It was a sizzling hot summer Sunday afternoon in Annapolis, where Mario had come to visit his son, Ernesto and his wife Julia, but of course Lyrica was the real pull. Having grown up in Havana and spent most of his adult life in Miami, Mario had no problem with the heat – – or so he thought, as he wiped the beads of sweat from his forehead.
Everyone marveled at her nose for mushrooms. This was the same nose that smelled the bear before she saw it, or its tracks, or heard the ruckus it was making as it broke through the brush ahead of her, seeking his own fishy breakfast. It was Ogira’s luck that the wind was coming from the north, giving her notice of the bear before it noticed her.
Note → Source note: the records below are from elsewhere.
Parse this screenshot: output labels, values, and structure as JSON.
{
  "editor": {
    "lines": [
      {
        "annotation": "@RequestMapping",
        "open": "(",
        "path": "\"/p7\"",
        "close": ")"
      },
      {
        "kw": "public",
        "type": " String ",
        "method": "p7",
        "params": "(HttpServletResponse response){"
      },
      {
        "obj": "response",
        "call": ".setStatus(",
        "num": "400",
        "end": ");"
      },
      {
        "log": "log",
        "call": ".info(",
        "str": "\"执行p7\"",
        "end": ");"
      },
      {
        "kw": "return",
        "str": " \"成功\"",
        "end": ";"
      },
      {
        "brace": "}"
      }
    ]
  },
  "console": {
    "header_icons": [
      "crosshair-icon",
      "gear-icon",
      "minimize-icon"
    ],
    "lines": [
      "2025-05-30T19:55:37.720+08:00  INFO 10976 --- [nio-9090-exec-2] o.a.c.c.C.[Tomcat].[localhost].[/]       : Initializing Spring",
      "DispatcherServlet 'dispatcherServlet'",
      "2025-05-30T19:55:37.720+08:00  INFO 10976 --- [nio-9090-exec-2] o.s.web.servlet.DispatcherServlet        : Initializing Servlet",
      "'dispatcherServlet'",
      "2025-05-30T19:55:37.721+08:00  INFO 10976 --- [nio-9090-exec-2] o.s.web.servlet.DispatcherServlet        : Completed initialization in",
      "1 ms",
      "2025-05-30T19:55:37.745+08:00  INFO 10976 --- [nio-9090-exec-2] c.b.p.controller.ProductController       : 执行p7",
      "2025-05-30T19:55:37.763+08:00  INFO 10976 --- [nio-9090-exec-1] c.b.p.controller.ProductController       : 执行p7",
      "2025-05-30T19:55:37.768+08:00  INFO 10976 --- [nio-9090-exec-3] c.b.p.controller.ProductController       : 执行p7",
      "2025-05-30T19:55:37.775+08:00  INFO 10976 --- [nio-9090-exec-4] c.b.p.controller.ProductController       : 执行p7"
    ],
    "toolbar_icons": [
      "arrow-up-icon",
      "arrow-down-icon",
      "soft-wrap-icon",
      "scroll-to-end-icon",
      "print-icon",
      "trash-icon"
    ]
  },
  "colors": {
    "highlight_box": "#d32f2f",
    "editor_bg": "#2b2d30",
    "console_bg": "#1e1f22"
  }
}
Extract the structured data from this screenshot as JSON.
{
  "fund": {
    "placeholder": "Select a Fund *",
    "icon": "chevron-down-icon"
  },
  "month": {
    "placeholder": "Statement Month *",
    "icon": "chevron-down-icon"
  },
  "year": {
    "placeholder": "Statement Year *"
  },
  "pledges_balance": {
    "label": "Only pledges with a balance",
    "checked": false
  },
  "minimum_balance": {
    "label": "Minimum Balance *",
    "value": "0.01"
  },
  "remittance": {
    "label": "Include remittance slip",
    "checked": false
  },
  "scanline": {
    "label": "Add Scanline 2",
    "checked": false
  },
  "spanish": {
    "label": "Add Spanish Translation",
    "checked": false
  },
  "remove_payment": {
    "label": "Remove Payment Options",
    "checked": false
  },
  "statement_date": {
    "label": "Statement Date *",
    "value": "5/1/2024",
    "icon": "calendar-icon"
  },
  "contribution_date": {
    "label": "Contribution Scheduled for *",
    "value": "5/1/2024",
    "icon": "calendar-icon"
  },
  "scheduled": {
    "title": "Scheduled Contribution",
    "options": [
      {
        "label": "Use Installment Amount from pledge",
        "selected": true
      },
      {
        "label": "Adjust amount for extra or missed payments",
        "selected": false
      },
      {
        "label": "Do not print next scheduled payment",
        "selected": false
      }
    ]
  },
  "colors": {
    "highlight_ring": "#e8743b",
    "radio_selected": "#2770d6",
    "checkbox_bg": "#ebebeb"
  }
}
Brian had only just managed to settle himself in his seat, which was obviously designed to fit the body of an Ecuadorean rather than a Bostonian like himself. He was reaching forward to grab the book he’d placed in the seat pocket, when he heard the pilot speaking and his hand froze in midair.
Petra remembered another time, a time long ago in another place, before this time or this place. In fact, she had many such memories, but this one was especially vivid and poignant.
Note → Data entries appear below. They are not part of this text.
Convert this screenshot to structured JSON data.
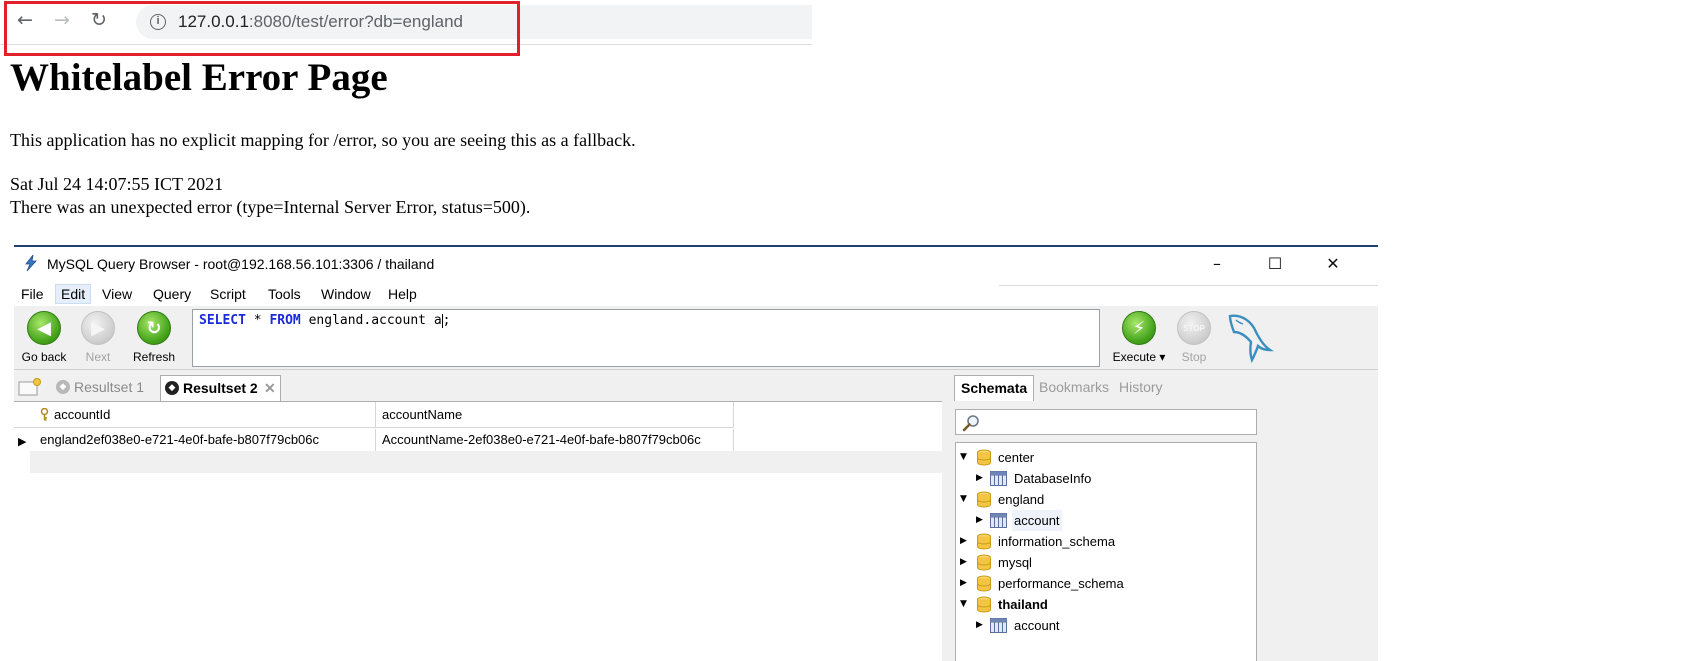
{
  "browser": {
    "url_host": "127.0.0.1",
    "url_rest": ":8080/test/error?db=england",
    "info_glyph": "i",
    "back_glyph": "←",
    "forward_glyph": "→",
    "reload_glyph": "↻"
  },
  "error_page": {
    "title": "Whitelabel Error Page",
    "message": "This application has no explicit mapping for /error, so you are seeing this as a fallback.",
    "timestamp": "Sat Jul 24 14:07:55 ICT 2021",
    "details": "There was an unexpected error (type=Internal Server Error, status=500)."
  },
  "query_browser": {
    "window_title": "MySQL Query Browser - root@192.168.56.101:3306 / thailand",
    "window_controls": {
      "minimize": "–",
      "maximize": "☐",
      "close": "✕"
    },
    "menu": [
      "File",
      "Edit",
      "View",
      "Query",
      "Script",
      "Tools",
      "Window",
      "Help"
    ],
    "active_menu": "Edit",
    "toolbar": {
      "go_back": "Go back",
      "next": "Next",
      "refresh": "Refresh",
      "execute": "Execute ▾",
      "stop": "Stop",
      "stop_badge": "STOP"
    },
    "query": {
      "kw_select": "SELECT",
      "star": " * ",
      "kw_from": "FROM",
      "rest": " england.account a",
      "tail": ";"
    },
    "resultset_tabs": [
      {
        "label": "Resultset 1",
        "active": false
      },
      {
        "label": "Resultset 2",
        "active": true
      }
    ],
    "tab_close_glyph": "✕",
    "grid": {
      "columns": [
        "accountId",
        "accountName"
      ],
      "rows": [
        {
          "accountId": "england2ef038e0-e721-4e0f-bafe-b807f79cb06c",
          "accountName": "AccountName-2ef038e0-e721-4e0f-bafe-b807f79cb06c"
        }
      ],
      "row_marker": "▶"
    },
    "side_tabs": [
      "Schemata",
      "Bookmarks",
      "History"
    ],
    "schemata": [
      {
        "label": "center",
        "type": "database",
        "expanded": true
      },
      {
        "label": "DatabaseInfo",
        "type": "table",
        "expanded": false
      },
      {
        "label": "england",
        "type": "database",
        "expanded": true
      },
      {
        "label": "account",
        "type": "table",
        "expanded": false
      },
      {
        "label": "information_schema",
        "type": "database",
        "expanded": false
      },
      {
        "label": "mysql",
        "type": "database",
        "expanded": false
      },
      {
        "label": "performance_schema",
        "type": "database",
        "expanded": false
      },
      {
        "label": "thailand",
        "type": "database",
        "expanded": true,
        "bold": true
      },
      {
        "label": "account",
        "type": "table",
        "expanded": false
      }
    ],
    "tree_glyph_expanded": "▼",
    "tree_glyph_collapsed": "▶"
  }
}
Normally one to follow all the rules, work extra hard to please her teachers and her parents, read ahead and get her homework done early, walking to school – – up the railroad tracks, no less – – felt like a tremendous challenge to her usual routine, her very sensible world. It felt like a rebellion.